© 2024 Boise State Public Radio
NPR in Idaho
Play Live Radio
Next Up:
0:00 0:00
Available On Air Stations

Anti-sex trafficking advocate accuses GOP Sen. Katie Britt of distorting her story

An anti-trafficking advocate accused Sen. Katie Britt, R-Ala, of distorting her story in the GOP response to President Biden's State of the Union address.
Jemal Countess
Getty Images for JDRF
An anti-trafficking advocate accused Sen. Katie Britt, R-Ala, of distorting her story in the GOP response to President Biden's State of the Union address.

The woman who appears to be at the center of an anecdote told by GOP Sen. Katie Britt, R-Ala., as an example of the impacts of Biden's border policies called the use of her story "distorted for political purposes."

Karla Jacinto Romero, a human trafficking victim who became an anti-trafficking advocate, told CNN's Rafael Romo in Spanish that she hardly cooperates with politicians because "they only want an image...and that to me is not fair."

During last week's GOP rebuttal to the State of the Union, Britt kicked off her criticisms of the Biden administration by arguing that Biden "invited a border crisis."

"I traveled to the Del Rio sector of Texas, where I spoke to a woman who shared her story with me. She had been sex trafficked by the cartels starting at age 12. She told me not just that she was raped every day, but how many times a day she was raped," Britt said, describing the instances and later adding, "We wouldn't be OK with this happening in a third-world country. This is the United States of America, and it's past time we start acting like it."

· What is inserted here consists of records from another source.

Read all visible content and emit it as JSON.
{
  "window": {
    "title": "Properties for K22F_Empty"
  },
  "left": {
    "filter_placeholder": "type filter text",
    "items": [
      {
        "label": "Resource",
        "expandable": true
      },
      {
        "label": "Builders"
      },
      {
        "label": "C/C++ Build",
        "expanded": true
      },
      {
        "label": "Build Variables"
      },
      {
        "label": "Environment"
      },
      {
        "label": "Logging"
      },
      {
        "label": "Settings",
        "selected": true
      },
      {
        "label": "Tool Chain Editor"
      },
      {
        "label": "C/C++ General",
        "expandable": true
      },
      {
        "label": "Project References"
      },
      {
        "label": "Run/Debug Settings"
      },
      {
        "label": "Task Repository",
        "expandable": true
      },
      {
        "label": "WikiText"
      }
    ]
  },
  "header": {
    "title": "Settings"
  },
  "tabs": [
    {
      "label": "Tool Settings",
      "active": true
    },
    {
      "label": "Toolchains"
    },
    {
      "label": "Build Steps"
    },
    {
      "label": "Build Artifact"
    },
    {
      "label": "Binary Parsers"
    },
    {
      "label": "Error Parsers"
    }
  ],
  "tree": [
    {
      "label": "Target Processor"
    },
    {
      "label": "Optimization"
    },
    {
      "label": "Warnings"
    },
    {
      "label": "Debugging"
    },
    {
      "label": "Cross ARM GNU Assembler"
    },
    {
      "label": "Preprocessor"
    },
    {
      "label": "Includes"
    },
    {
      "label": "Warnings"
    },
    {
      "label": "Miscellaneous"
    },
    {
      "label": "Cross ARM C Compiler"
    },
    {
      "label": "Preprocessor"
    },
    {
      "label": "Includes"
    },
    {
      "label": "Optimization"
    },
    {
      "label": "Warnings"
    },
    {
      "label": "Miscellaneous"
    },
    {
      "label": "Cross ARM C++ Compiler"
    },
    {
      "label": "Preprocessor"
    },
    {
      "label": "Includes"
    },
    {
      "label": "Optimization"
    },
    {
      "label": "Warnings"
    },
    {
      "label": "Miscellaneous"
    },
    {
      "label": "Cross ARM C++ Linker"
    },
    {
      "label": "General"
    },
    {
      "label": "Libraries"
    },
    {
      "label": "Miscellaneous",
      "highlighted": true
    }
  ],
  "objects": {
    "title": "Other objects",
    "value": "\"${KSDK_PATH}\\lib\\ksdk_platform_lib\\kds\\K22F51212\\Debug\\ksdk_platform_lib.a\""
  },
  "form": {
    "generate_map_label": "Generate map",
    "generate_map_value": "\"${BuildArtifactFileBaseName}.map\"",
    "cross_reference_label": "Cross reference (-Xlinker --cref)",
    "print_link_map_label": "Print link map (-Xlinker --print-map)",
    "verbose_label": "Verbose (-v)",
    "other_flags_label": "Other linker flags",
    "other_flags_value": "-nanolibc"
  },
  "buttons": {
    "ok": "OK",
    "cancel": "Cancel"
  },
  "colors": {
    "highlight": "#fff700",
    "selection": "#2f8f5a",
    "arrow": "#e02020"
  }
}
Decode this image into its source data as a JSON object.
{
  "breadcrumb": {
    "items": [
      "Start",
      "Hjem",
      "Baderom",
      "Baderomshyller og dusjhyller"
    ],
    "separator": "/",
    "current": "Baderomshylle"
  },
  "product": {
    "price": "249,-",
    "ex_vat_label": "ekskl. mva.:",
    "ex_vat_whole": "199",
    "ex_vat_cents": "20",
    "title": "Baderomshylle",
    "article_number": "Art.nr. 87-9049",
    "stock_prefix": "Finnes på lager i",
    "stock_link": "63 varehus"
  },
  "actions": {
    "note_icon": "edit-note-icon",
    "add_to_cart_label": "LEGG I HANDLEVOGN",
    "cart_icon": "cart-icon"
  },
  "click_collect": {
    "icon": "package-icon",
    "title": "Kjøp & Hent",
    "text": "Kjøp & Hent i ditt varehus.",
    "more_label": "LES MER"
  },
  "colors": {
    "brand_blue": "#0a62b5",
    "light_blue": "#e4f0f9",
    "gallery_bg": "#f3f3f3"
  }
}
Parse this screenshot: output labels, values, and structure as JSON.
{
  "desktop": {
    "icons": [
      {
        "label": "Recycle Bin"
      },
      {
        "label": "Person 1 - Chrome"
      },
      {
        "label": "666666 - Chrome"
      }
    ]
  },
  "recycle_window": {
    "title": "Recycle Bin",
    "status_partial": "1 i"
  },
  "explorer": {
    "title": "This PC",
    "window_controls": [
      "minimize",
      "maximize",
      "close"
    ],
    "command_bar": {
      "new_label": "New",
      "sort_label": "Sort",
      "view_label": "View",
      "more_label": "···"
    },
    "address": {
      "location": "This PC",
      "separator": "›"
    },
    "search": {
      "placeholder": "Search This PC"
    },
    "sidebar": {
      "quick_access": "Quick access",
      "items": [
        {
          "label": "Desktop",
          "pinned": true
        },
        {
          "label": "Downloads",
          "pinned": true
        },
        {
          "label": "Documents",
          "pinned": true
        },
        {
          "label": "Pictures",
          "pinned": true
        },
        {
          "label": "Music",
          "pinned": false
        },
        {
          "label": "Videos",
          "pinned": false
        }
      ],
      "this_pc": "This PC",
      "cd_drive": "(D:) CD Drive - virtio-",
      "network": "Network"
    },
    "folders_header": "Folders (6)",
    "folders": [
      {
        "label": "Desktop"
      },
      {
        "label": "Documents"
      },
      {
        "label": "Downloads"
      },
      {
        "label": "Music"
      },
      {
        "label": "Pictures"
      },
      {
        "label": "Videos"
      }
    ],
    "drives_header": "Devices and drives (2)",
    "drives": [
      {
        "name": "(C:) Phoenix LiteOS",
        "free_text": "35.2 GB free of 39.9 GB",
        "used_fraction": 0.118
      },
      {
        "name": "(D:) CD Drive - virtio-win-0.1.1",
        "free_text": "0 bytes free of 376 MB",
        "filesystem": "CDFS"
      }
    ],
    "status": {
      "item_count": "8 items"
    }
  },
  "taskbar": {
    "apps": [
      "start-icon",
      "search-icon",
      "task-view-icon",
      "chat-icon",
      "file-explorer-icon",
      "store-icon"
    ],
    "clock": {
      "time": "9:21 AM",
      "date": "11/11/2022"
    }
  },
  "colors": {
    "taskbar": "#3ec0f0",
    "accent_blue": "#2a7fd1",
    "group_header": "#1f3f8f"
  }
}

But Jacinto Romero told CNN's Romo that she was not trafficked by Mexican drug cartels. She said the trafficker was a pimp who operated separately. She also said she was not trafficked in the U.S. and was kept in captivity from 2004 to 2008, during a time when former President George W. Bush was in office.

Britt met with Jacinto Romerolast year during a tripto the U.S. Border with Mexico. Jacinto Romero has also previously testified about her experience during a 2015 Congressional hearingas a Mexican woman trafficked in Mexico.

Britt has not publicly denied that Jacinto Romero is the woman in question.

In an interview withFOX News Sunday, Britt doubled down on the descriptive use of the anecdote telling Shannon Bream, "I very clearly said I spoke with a woman who said she was trafficked when she was twelve, so I didn't say a teenager, I didn't say a young woman, a grown woman" and reiterated this was an example of trafficking by drug cartels.

Over the weekend, independent reporter Jonathan M. Katz took to TikTok to report details of the background of the story, first identifying the woman in Britt's story was Jacinto Romero.

Britt's office has not responded to NPR's request for comment in response to the reaction or request to explain why this anecdote was chosen for her speech.

Copyright 2024 NPR. To see more, visit https://www.npr.org.

Ximena Bustillo
Ximena Bustillo is a multi-platform reporter at NPR covering politics out of the White House and Congress on air and in print.

You make stories like this possible.

The biggest portion of Boise State Public Radio's funding comes from readers like you who value fact-based journalism and trustworthy information.

Your donation today helps make our local reporting free for our entire community.